GP fees set to rise in November
A VISIT to your Bundaberg doctor will cost you more from next month as the Australian Medical Association recommends an increase for a standard consultation.
The country's peak medical body is recommending GPs raise their fees to $78 for a standard visit under 20 minutes up from $76 last year.
The AMA says the Federal Government's freeze on Medicare is to blame but Health Minister Sussan Ley says it's up to doctors how much they charge.
The Federal Government has frozen the Medicare rebate at $37, last indexed in 2014, until 2020.
This means patients whose doctors do not bulk bill will have an out-of-pocket expense of about $41
AMA vice president Dr Tony Bartone said the freeze was an enormous burden on hardworking GPs.
"Practices cannot continue absorbing the increasing costs of providing quality care year after year," he said.
Dr Bartone argues practice costs, such as wages for practice staff, rent, electricity, computers, continuing professional development, accreditation, and professional insurance - must all be met from the single fee charged by the doctor.

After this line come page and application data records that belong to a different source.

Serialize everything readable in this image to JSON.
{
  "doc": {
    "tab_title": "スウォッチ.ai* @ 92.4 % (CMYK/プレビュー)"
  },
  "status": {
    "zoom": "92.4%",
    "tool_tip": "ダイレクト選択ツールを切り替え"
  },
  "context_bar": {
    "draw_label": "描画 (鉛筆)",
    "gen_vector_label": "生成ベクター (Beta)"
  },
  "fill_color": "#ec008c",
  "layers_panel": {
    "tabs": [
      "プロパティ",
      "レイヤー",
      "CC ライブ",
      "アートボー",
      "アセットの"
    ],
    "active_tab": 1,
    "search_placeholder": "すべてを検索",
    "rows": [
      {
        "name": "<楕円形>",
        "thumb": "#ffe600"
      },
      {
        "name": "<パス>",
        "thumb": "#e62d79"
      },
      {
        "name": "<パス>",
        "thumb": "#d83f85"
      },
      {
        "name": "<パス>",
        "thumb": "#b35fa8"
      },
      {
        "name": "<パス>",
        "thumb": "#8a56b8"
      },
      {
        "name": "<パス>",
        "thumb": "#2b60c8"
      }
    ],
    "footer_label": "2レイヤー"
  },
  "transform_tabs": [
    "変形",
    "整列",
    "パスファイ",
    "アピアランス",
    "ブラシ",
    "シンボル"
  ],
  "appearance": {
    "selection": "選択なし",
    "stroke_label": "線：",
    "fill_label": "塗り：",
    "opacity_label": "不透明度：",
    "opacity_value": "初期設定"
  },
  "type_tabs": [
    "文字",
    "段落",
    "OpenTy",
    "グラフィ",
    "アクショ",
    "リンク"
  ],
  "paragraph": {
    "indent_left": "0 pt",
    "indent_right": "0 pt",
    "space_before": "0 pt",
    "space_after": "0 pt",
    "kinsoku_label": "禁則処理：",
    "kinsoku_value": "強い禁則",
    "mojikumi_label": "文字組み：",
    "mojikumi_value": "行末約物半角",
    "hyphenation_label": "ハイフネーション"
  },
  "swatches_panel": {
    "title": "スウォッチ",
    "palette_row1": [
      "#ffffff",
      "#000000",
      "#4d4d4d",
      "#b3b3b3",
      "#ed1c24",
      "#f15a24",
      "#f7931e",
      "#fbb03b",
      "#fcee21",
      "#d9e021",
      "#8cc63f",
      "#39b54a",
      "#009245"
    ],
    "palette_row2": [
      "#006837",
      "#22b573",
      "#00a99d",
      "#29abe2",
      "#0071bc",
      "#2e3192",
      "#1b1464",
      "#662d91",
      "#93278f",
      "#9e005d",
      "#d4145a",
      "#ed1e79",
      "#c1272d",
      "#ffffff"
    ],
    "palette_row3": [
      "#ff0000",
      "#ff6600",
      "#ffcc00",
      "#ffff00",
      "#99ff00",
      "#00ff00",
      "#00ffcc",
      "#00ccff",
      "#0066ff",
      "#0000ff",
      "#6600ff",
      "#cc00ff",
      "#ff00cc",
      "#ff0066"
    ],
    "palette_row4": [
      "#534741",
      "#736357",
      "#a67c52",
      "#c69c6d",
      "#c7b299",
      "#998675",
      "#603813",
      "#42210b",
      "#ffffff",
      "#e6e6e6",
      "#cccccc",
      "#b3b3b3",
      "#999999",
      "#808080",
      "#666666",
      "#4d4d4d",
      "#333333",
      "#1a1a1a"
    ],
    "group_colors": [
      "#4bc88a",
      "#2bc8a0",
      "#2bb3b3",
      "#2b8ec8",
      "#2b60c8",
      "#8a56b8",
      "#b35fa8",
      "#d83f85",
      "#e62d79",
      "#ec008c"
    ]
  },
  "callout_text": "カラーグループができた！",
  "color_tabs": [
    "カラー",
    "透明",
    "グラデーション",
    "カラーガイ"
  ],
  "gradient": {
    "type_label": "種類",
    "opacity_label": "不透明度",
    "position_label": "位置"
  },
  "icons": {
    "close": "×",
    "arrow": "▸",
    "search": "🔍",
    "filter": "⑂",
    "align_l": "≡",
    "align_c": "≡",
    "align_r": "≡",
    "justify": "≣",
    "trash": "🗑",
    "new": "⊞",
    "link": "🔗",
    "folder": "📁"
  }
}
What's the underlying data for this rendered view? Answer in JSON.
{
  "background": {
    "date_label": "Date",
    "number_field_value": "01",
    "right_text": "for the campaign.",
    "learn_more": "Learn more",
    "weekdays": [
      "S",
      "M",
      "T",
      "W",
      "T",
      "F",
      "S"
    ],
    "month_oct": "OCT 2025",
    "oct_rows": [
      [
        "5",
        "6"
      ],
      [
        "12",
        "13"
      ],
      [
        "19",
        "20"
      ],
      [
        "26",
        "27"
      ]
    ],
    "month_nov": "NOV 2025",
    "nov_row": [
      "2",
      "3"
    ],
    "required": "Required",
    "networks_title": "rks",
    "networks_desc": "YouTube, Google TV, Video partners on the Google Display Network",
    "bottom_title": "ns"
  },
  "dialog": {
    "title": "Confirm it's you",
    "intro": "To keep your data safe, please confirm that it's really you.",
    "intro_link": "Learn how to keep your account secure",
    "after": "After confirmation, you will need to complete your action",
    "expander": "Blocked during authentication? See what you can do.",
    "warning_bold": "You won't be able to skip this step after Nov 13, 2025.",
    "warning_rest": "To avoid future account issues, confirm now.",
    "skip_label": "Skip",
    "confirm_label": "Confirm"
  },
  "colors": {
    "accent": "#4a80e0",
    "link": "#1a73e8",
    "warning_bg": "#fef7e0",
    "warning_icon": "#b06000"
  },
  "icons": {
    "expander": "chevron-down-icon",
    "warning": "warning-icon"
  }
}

"The Medicare Benefits Schedule simply has not kept pace with the complexity or cost of providing high quality medical services," he said.
"Many patients will pay more to see their doctor because of the Medicare freeze. It is inevitable that many GPs will need to review their decision to bulk bill some of their patients."
Dr Bartone warns that patients may forego seeing a doctor as result of the increase.
But Ms Ley says that bulk-billing rates have never been higher sitting at 81.5% for Australian consultations last year.
Doctors argue bulk-billing rates have dropped since the federal election as GPs move to a new fee structure in the new financial year.
AMA says instead of looking at bulk-billing rates as a measure of success, we should be carefully monitoring the out-of-pocket health expenses in Australia.